So Paul Krugman is suddenly shedding tears over the fate of the republic. Of course, he cheered every step that brought us here.
That sounds totally realistic and not at all like it was concocted by spooks.
Let's keep the part about covering pre-existing conditions, say Donald Trump and many other Republicans, and just get rid of the parts we dislike. Unfortunately for them, that can't be done.
In Krugman's column on cronyism and profiteering, Bob and Tom pay particular attention to the section on education, where Krugman discusses school vouchers and "privatization." Wait till you hear how Krugman summarizes the results of these policies....
Funny: Krugman used to be happy about any kind of fiscal stimulus. But when it's a Republican doing it, he has to come up with a laundry list of reasons to oppose it. But his own economic theory virtually requires him to favor it, so we have a little fun with the poor guy.
Well, well, well: guess who's suddenly worried about the deficit and the debt! After just telling us that increasing the debt in any way for any reason would be a good thing, to boot!
Even though Donald Trump supports massive infrastructure spending financed by debt in order to put people to work (sound familiar), Krugman is of course horrified by the election result. This week we're joined by David Stockman, director of the Office of Management and Budget under Ronald Reagan, to review what Trump is likely to accomplish, what the Democrats will block, and what it all means for the economy.
Both Donald Trump and Paul Ryan, each in his own way, spin crazy dystopian stories about America, says Krugman. Our country isn't perfect, but where are they getting these crazy ideas? We sort out who's crazy and whether things really are dystopian.
In this special episode recorded before a live audience on board the Contra Cruise, which Tom and Bob are hosting this week, your hosts take on Krugman on tighter fuel efficiency standards of automobiles, Krugman's anti-scientific statements on climate change, and more, including audience questions.
Krugman says it's not just Trump who's an ignoramus, but his economic advisors, too: why, they seem to think a foreign VAT (value-added tax) hurts US exporters.
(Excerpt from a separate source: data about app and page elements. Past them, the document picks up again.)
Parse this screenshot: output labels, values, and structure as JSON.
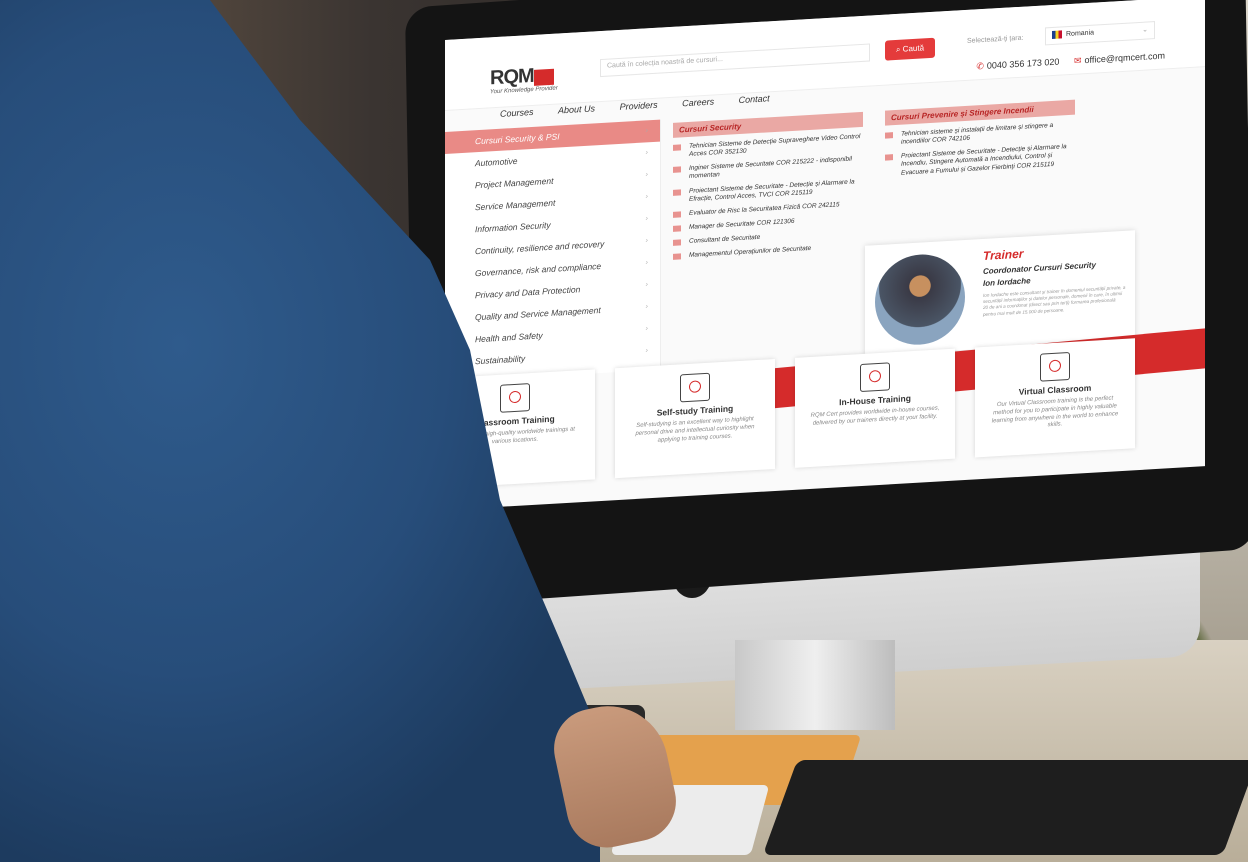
{
  "site": {
    "logo_text": "RQM",
    "tagline": "Your Knowledge Provider",
    "search_placeholder": "Caută în colecția noastră de cursuri...",
    "search_button": "Caută",
    "country_label": "Selectează-ți țara:",
    "country_value": "Romania",
    "phone": "0040 356 173 020",
    "email": "office@rqmcert.com"
  },
  "nav": [
    "Courses",
    "About Us",
    "Providers",
    "Careers",
    "Contact"
  ],
  "menu": [
    "Cursuri Security & PSI",
    "Automotive",
    "Project Management",
    "Service Management",
    "Information Security",
    "Continuity, resilience and recovery",
    "Governance, risk and compliance",
    "Privacy and Data Protection",
    "Quality and Service Management",
    "Health and Safety",
    "Sustainability"
  ],
  "col1": {
    "title": "Cursuri Security",
    "items": [
      "Tehnician Sisteme de Detecție Supraveghere Video Control Acces COR 352130",
      "Inginer Sisteme de Securitate COR 215222 - indisponibil momentan",
      "Proiectant Sisteme de Securitate - Detecție și Alarmare la Efracție, Control Acces, TVCI COR 215119",
      "Evaluator de Risc la Securitatea Fizică COR 242115",
      "Manager de Securitate COR 121306",
      "Consultant de Securitate",
      "Managementul Operațiunilor de Securitate"
    ]
  },
  "col2": {
    "title": "Cursuri Prevenire și Stingere Incendii",
    "items": [
      "Tehnician sisteme și instalații de limitare și stingere a incendiilor COR 742106",
      "Proiectant Sisteme de Securitate - Detecție și Alarmare la Incendiu, Stingere Automată a Incendiului, Control și Evacuare a Fumului și Gazelor Fierbinți COR 215119"
    ]
  },
  "trainer": {
    "heading": "Trainer",
    "role": "Coordonator Cursuri Security",
    "name": "Ion Iordache",
    "bio": "Ion Iordache este consultant și trainer în domeniul securității private, a securității informațiilor și datelor personale, domenii în care, în ultimii 20 de ani a coordonat (direct sau prin terți) formarea profesională pentru mai mult de 15.000 de persoane."
  },
  "cards": [
    {
      "title": "Classroom Training",
      "desc": "We deliver high-quality worldwide trainings at various locations."
    },
    {
      "title": "Self-study Training",
      "desc": "Self-studying is an excellent way to highlight personal drive and intellectual curiosity when applying to training courses."
    },
    {
      "title": "In-House Training",
      "desc": "RQM Cert provides worldwide in-house courses, delivered by our trainers directly at your facility."
    },
    {
      "title": "Virtual Classroom",
      "desc": "Our Virtual Classroom training is the perfect method for you to participate in highly valuable learning from anywhere in the world to enhance skills."
    }
  ],
  "colors": {
    "brand_red": "#d52b2b",
    "menu_active": "#e98a86"
  }
}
We investigate, and turns out these guys are against fiscal and monetary stimulus -- how bad could they be? Yes, there are some problems in the Trump white paper, but there's a lot of good in it, too. And its key fallacy on trade accounting is something Krugman himself has pushed in other contexts.
All the Republicans want to do is cut taxes on the rich, says Krugman, but Hillary has lots of programs she wants to enact for "working families." And each one is obtuse in its own special way.
Krugman suggests that the image of Hillary Clinton as particularly untruthful is a fabrication of the right-wing noise machine. We remind him of some uncomfortable truths.
This week, Krugman is unhappy about the adverse health effects of lead paint, which only Hillary Clinton wants to eradicate. This is typical, Krugman says: Republicans (which in his mind is synonymous with free-market people) hate science and love when poor people are unsafe and die.
Why have mortality rates among pregnant women in Texas doubled in recent years? There's no one explanation, Krugman admits -- and then proceeds to pounce on one explanation: cuts to Planned Parenthood.
And you'll never guess: Krugman is full of it!
The bad news keeps piling up for Obamacare: Aetna, for example, is pulling out of a lot of the exchanges. The failures are everywhere now. According to Krugman, a little tinkering here and there would fix it, if it weren't for all the unreasonable right-wingers. OK, Paul.
In this special episode of Contra Krugman, recorded live at the Mises Institute's Mises University summer instructional program for college students, Bob and Tom are joined by three other professors: Peter Klein (Baylor University), Lucas Englehardt (Kent State University), and Mark Thornton (Mises Institute).
Is a rising stock market an indication of economic health? Not necessarily, says Krugman, and on that he's of course correct. But what accounts for rising stock prices today? He says a lack of alternative options for investors -- another way of saying the economy stinks, even though he devotes half his columns to defenses of Obama.
This week, Krugman considers several possible explanations for why long-term interest rates are so low around the world. The one he settles on: investors have concluded that the weak economy is the new normal, so to speak, so they're willing to accept low yields. But this explanation contradicts Krugman's repeated insistence that the Obama recovery is stronger than ignorant right-wingers give it credit for. Which is it, Paul?
This week, Krugman is unhappy that Donald Trump has earned a reputation as a defender of workers. How can he be, wonders Krugman, if he doesn't support Obamacare, more privileges for labor unions, higher taxes on the rich, and so on?